**REQUIRED ACTION**. Within the records below, filter for lines carrying the word "JSON" and copy them.

**SOURCE MATERIAL**.
──────────
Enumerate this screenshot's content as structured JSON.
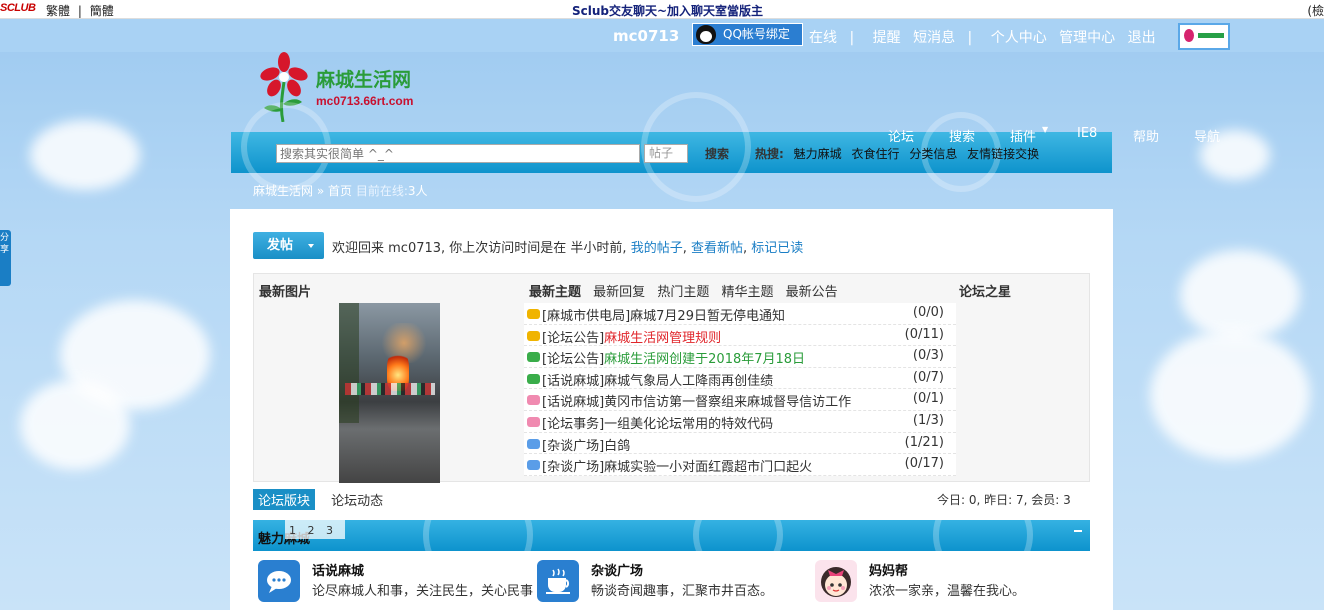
{
  "topstrip": {
    "logo": "SCLUB",
    "lang_traditional": "繁體",
    "lang_sep": "|",
    "lang_simplified": "簡體",
    "headline": "Sclub交友聊天~加入聊天室當版主",
    "right_text": "(檢"
  },
  "userbar": {
    "username": "mc0713",
    "qq_bind": "QQ帐号绑定",
    "online": "在线",
    "sep1": "|",
    "remind": "提醒",
    "sms": "短消息",
    "sep2": "|",
    "profile": "个人中心",
    "admin": "管理中心",
    "logout": "退出"
  },
  "site": {
    "name": "麻城生活网",
    "domain": "mc0713.66rt.com"
  },
  "nav": {
    "menu": [
      "论坛",
      "搜索",
      "插件",
      "IE8",
      "帮助",
      "导航"
    ],
    "search_placeholder": "搜索其实很简单 ^_^",
    "search_type": "帖子",
    "search_button": "搜索",
    "hot_label": "热搜:",
    "hot_links": [
      "魅力麻城",
      "衣食住行",
      "分类信息",
      "友情链接交换"
    ]
  },
  "breadcrumb": {
    "site": "麻城生活网",
    "sep": "»",
    "home": "首页",
    "online_label": "目前在线:",
    "online_count": "3",
    "online_unit": "人"
  },
  "toolbar": {
    "post_label": "发帖",
    "welcome_prefix": "欢迎回来 mc0713, 你上次访问时间是在 半小时前,",
    "my_posts": "我的帖子",
    "comma1": ",",
    "new_posts": "查看新帖",
    "comma2": ",",
    "mark_read": "标记已读"
  },
  "box": {
    "latest_images": "最新图片",
    "tabs": [
      "最新主题",
      "最新回复",
      "热门主题",
      "精华主题",
      "最新公告"
    ],
    "forum_star": "论坛之星",
    "threads": [
      {
        "prefix": "[麻城市供电局]",
        "title": "麻城7月29日暂无停电通知",
        "count": "(0/0)",
        "title_color": "#333333",
        "icon_color": "#f0b400"
      },
      {
        "prefix": "[论坛公告]",
        "title": "麻城生活网管理规则",
        "count": "(0/11)",
        "title_color": "#e0262b",
        "icon_color": "#f0b400"
      },
      {
        "prefix": "[论坛公告]",
        "title": "麻城生活网创建于2018年7月18日",
        "count": "(0/3)",
        "title_color": "#2a9c3a",
        "icon_color": "#3aad4a"
      },
      {
        "prefix": "[话说麻城]",
        "title": "麻城气象局人工降雨再创佳绩",
        "count": "(0/7)",
        "title_color": "#333333",
        "icon_color": "#3aad4a"
      },
      {
        "prefix": "[话说麻城]",
        "title": "黄冈市信访第一督察组来麻城督导信访工作",
        "count": "(0/1)",
        "title_color": "#333333",
        "icon_color": "#f08ab0"
      },
      {
        "prefix": "[论坛事务]",
        "title": "一组美化论坛常用的特效代码",
        "count": "(1/3)",
        "title_color": "#333333",
        "icon_color": "#f08ab0"
      },
      {
        "prefix": "[杂谈广场]",
        "title": "白鸽",
        "count": "(1/21)",
        "title_color": "#333333",
        "icon_color": "#5a9de8"
      },
      {
        "prefix": "[杂谈广场]",
        "title": "麻城实验一小对面红霞超市门口起火",
        "count": "(0/17)",
        "title_color": "#333333",
        "icon_color": "#5a9de8"
      }
    ]
  },
  "lower": {
    "tab_boards": "论坛版块",
    "tab_activity": "论坛动态",
    "stats": "今日: 0, 昨日: 7, 会员: 3"
  },
  "category": {
    "title": "魅力麻城",
    "pages": [
      "1",
      "2",
      "3"
    ]
  },
  "forums": [
    {
      "name": "话说麻城",
      "desc": "论尽麻城人和事，关注民生，关心民事",
      "icon": "chat-bubble-icon",
      "color": "#2a7fd0"
    },
    {
      "name": "杂谈广场",
      "desc": "畅谈奇闻趣事，汇聚市井百态。",
      "icon": "coffee-cup-icon",
      "color": "#2a7fd0"
    },
    {
      "name": "妈妈帮",
      "desc": "浓浓一家亲，温馨在我心。",
      "icon": "girl-face-icon",
      "color": "#f4a6c4"
    }
  ],
  "share_tab": "分享"
}
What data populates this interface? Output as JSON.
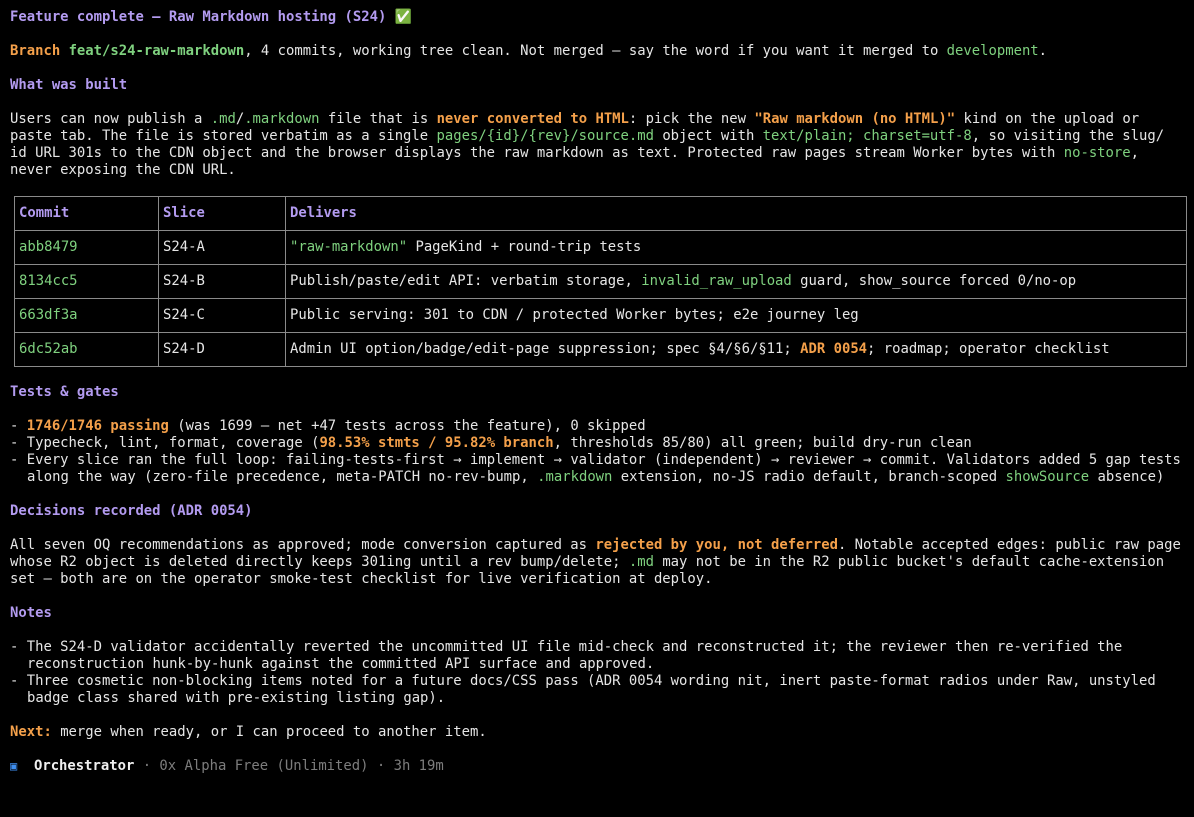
{
  "title": "Feature complete — Raw Markdown hosting (S24) ✅",
  "branch_line": {
    "label": "Branch",
    "name": "feat/s24-raw-markdown",
    "middle": ", 4 commits, working tree clean. Not merged — say the word if you want it merged to ",
    "target": "development",
    "end": "."
  },
  "built": {
    "heading": "What was built",
    "p1": "Users can now publish a ",
    "ext1": ".md",
    "slash": "/",
    "ext2": ".markdown",
    "p2": " file that is ",
    "never": "never converted to HTML",
    "p3": ": pick the new ",
    "kind": "\"Raw markdown (no HTML)\"",
    "p4": " kind on the upload or paste tab. The file is stored verbatim as a single ",
    "path": "pages/{id}/{rev}/source.md",
    "p5": " object with ",
    "ctype": "text/plain; charset=utf-8",
    "p6": ", so visiting the slug/ id URL 301s to the CDN object and the browser displays the raw markdown as text. Protected raw pages stream Worker bytes with ",
    "nostore": "no-store",
    "p7": ", never exposing the CDN URL."
  },
  "table": {
    "headers": [
      "Commit",
      "Slice",
      "Delivers"
    ],
    "rows": [
      {
        "commit": "abb8479",
        "slice": "S24-A",
        "d1": "",
        "dg": "\"raw-markdown\"",
        "d2": " PageKind + round-trip tests",
        "db": "",
        "d3": ""
      },
      {
        "commit": "8134cc5",
        "slice": "S24-B",
        "d1": "Publish/paste/edit API: verbatim storage, ",
        "dg": "invalid_raw_upload",
        "d2": " guard, show_source forced 0/no-op",
        "db": "",
        "d3": ""
      },
      {
        "commit": "663df3a",
        "slice": "S24-C",
        "d1": "Public serving: 301 to CDN / protected Worker bytes; e2e journey leg",
        "dg": "",
        "d2": "",
        "db": "",
        "d3": ""
      },
      {
        "commit": "6dc52ab",
        "slice": "S24-D",
        "d1": "Admin UI option/badge/edit-page suppression; spec §4/§6/§11; ",
        "dg": "",
        "d2": "",
        "db": "ADR 0054",
        "d3": "; roadmap; operator checklist"
      }
    ]
  },
  "tests": {
    "heading": "Tests & gates",
    "i1_bold": "1746/1746 passing",
    "i1_rest": " (was 1699 — net +47 tests across the feature), 0 skipped",
    "i2_a": "Typecheck, lint, format, coverage (",
    "i2_bold": "98.53% stmts / 95.82% branch",
    "i2_b": ", thresholds 85/80) all green; build dry-run clean",
    "i3_a": "Every slice ran the full loop: failing-tests-first → implement → validator (independent) → reviewer → commit. Validators added 5 gap tests along the way (zero-file precedence, meta-PATCH no-rev-bump, ",
    "i3_g1": ".markdown",
    "i3_b": " extension, no-JS radio default, branch-scoped ",
    "i3_g2": "showSource",
    "i3_c": " absence)"
  },
  "decisions": {
    "heading": "Decisions recorded (ADR 0054)",
    "p1": "All seven OQ recommendations as approved; mode conversion captured as ",
    "bold": "rejected by you, not deferred",
    "p2": ". Notable accepted edges: public raw page whose R2 object is deleted directly keeps 301ing until a rev bump/delete; ",
    "g": ".md",
    "p3": " may not be in the R2 public bucket's default cache-extension set — both are on the operator smoke-test checklist for live verification at deploy."
  },
  "notes": {
    "heading": "Notes",
    "n1": "The S24-D validator accidentally reverted the uncommitted UI file mid-check and reconstructed it; the reviewer then re-verified the reconstruction hunk-by-hunk against the committed API surface and approved.",
    "n2": "Three cosmetic non-blocking items noted for a future docs/CSS pass (ADR 0054 wording nit, inert paste-format radios under Raw, unstyled badge class shared with pre-existing listing gap)."
  },
  "next": {
    "label": "Next:",
    "text": " merge when ready, or I can proceed to another item."
  },
  "status": {
    "icon": "square-icon",
    "agent": "Orchestrator",
    "sep1": " · ",
    "model": "0x Alpha Free (Unlimited)",
    "sep2": " · ",
    "elapsed": "3h 19m"
  },
  "colors": {
    "heading": "#b39bf0",
    "bold_accent": "#f4a04a",
    "code": "#7fd17f",
    "status_icon": "#3e8ef0"
  }
}
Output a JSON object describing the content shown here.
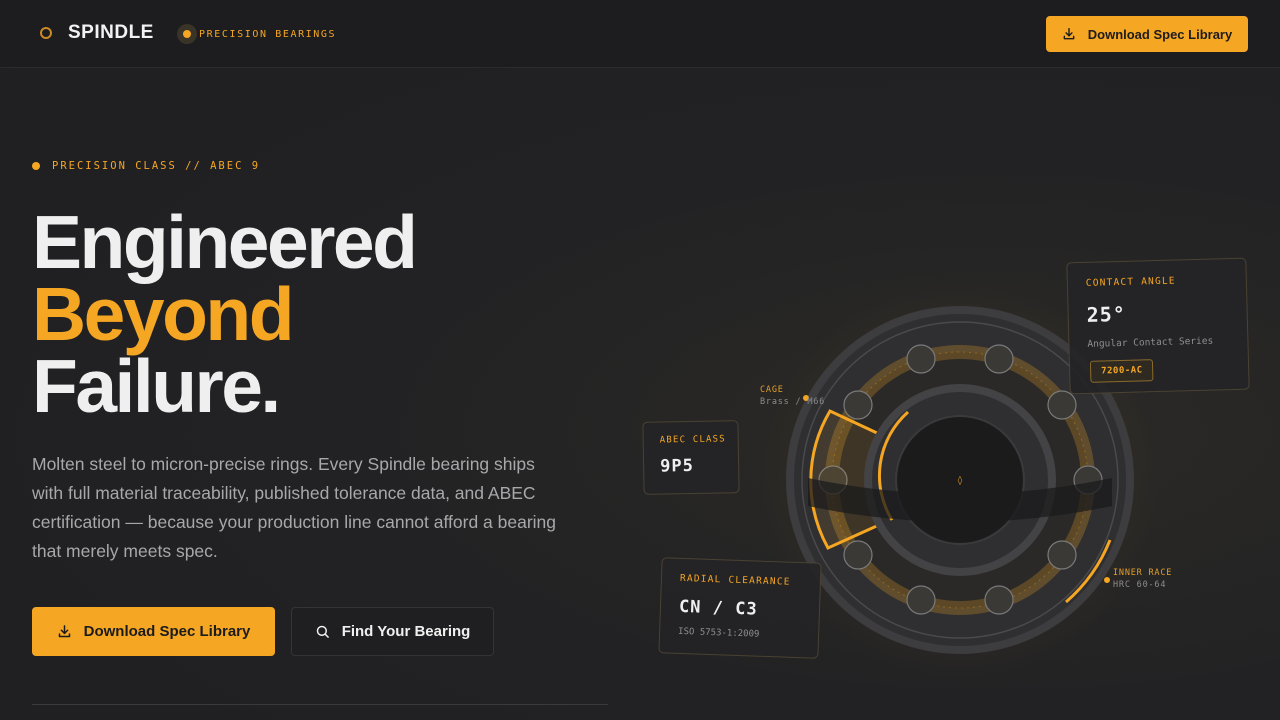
{
  "header": {
    "brand": "SPINDLE",
    "tagline": "PRECISION BEARINGS",
    "cta_label": "Download Spec Library"
  },
  "hero": {
    "eyebrow": "PRECISION CLASS // ABEC 9",
    "headline_line1": "Engineered",
    "headline_line2": "Beyond",
    "headline_line3": "Failure.",
    "lede": "Molten steel to micron-precise rings. Every Spindle bearing ships with full material traceability, published tolerance data, and ABEC certification — because your production line cannot afford a bearing that merely meets spec.",
    "primary_cta": "Download Spec Library",
    "secondary_cta": "Find Your Bearing"
  },
  "diagram": {
    "contact_angle": {
      "label": "CONTACT ANGLE",
      "value": "25°",
      "note": "Angular Contact Series",
      "chip": "7200-AC"
    },
    "abec_class": {
      "label": "ABEC CLASS",
      "value": "9P5"
    },
    "radial_clearance": {
      "label": "RADIAL CLEARANCE",
      "value": "CN / C3",
      "note": "ISO 5753-1:2009"
    },
    "cage": {
      "label": "CAGE",
      "note": "Brass / M66"
    },
    "inner_race": {
      "label": "INNER RACE",
      "note": "HRC 60-64"
    },
    "center_glyph": "◊"
  },
  "colors": {
    "accent": "#f5a623",
    "background": "#222224",
    "text": "#efefef",
    "muted": "#a8a8aa"
  },
  "icons": {
    "download": "download-icon",
    "search": "search-icon",
    "brand": "brand-ring-icon"
  }
}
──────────
**WORKED SOLUTION**.
Enumerate this screenshot's content as structured JSON.
What data populates this interface? Output as JSON.
Output a JSON object describing the content shown here.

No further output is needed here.